ON leaving the Hall, Theodore allowed himself a short vacation; but it was Milton's "idle vacancy" now. The relish for this kind of indulgence was gone. "The two weeks past have been spent in loitering about, idling away time, and living at ease; now strolling about with Lydia, and now picking cherries and flowers alone. By the way, I have found a flower that wants a name in Dr. B.'s book. I have thus loitered about, doing almost nothing; not profiting morally, religiously, or even intellectually, and perhaps but little in body, considering that I am getting bad habits of early retiring, late lying, and general indolence. So much for my state of repose. Blessed be these iron times! -- there is something for man to do; and, still more, something for him to think.
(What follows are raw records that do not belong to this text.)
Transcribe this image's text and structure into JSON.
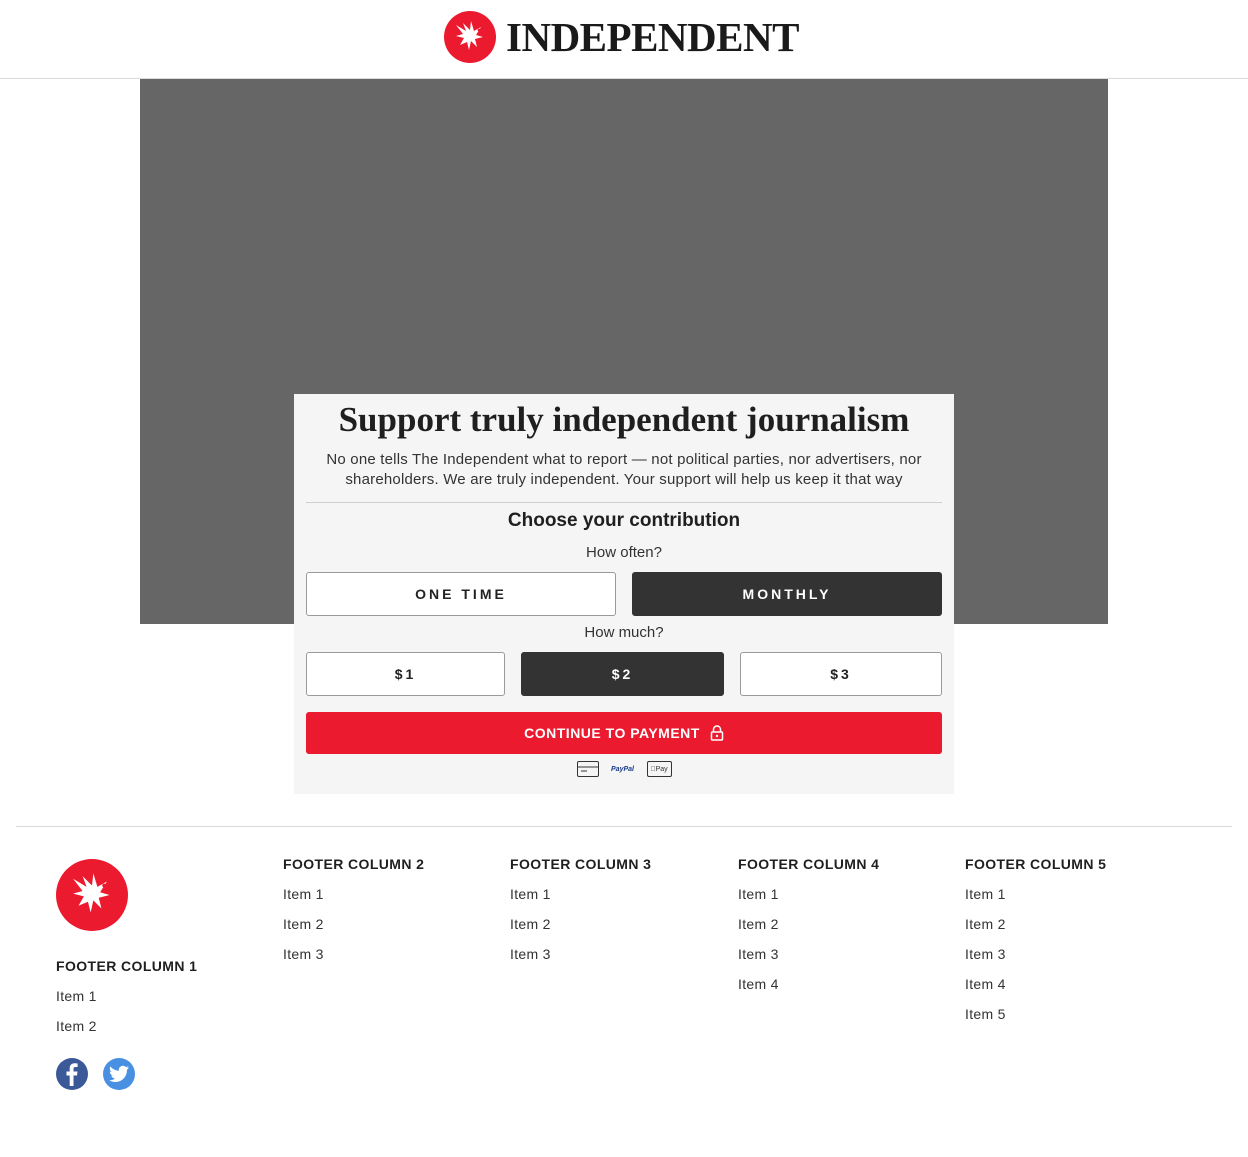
{
  "header": {
    "brand_name": "INDEPENDENT",
    "logo_icon": "eagle-icon"
  },
  "panel": {
    "title": "Support truly independent journalism",
    "description": "No one tells The Independent what to report — not political parties, nor advertisers, nor shareholders. We are truly independent. Your support will help us keep it that way",
    "choose_label": "Choose your contribution",
    "frequency_question": "How often?",
    "frequency_options": [
      {
        "label": "ONE TIME",
        "selected": false
      },
      {
        "label": "MONTHLY",
        "selected": true
      }
    ],
    "amount_question": "How much?",
    "amount_options": [
      {
        "label": "$1",
        "selected": false
      },
      {
        "label": "$2",
        "selected": true
      },
      {
        "label": "$3",
        "selected": false
      }
    ],
    "continue_label": "CONTINUE TO PAYMENT",
    "continue_icon": "lock-icon",
    "payment_methods": [
      {
        "name": "card-icon",
        "label": ""
      },
      {
        "name": "paypal-icon",
        "label": "PayPal"
      },
      {
        "name": "apple-pay-icon",
        "label": "Pay"
      }
    ]
  },
  "footer": {
    "columns": [
      {
        "title": "FOOTER COLUMN 1",
        "items": [
          "Item 1",
          "Item 2"
        ]
      },
      {
        "title": "FOOTER COLUMN 2",
        "items": [
          "Item 1",
          "Item 2",
          "Item 3"
        ]
      },
      {
        "title": "FOOTER COLUMN 3",
        "items": [
          "Item 1",
          "Item 2",
          "Item 3"
        ]
      },
      {
        "title": "FOOTER COLUMN 4",
        "items": [
          "Item 1",
          "Item 2",
          "Item 3",
          "Item 4"
        ]
      },
      {
        "title": "FOOTER COLUMN 5",
        "items": [
          "Item 1",
          "Item 2",
          "Item 3",
          "Item 4",
          "Item 5"
        ]
      }
    ],
    "social": [
      "facebook-icon",
      "twitter-icon"
    ]
  },
  "colors": {
    "brand_red": "#ec1a2e",
    "selected_dark": "#333333",
    "hero_gray": "#666666",
    "panel_bg": "#f5f5f5",
    "facebook_blue": "#3b5998",
    "twitter_blue": "#4a90e2"
  }
}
"Suppose not, my dearly-beloved book, that I felt no pleasure in thus passing time. I am not so cold-hearted as to wander among the gardens of the Graces with no sense that riots, and no soul that thrills. Nay, my heart has been warmed by the sweetest -- had almost said, the noblest -- impulses; but it does not advance me in the journey of life as I would wish to move. It does not allow my soul to unfold its wings in this fledging- place and trial-ground, and prepare for the lofty and dangerous flight when it must 'sail with uplift wing' against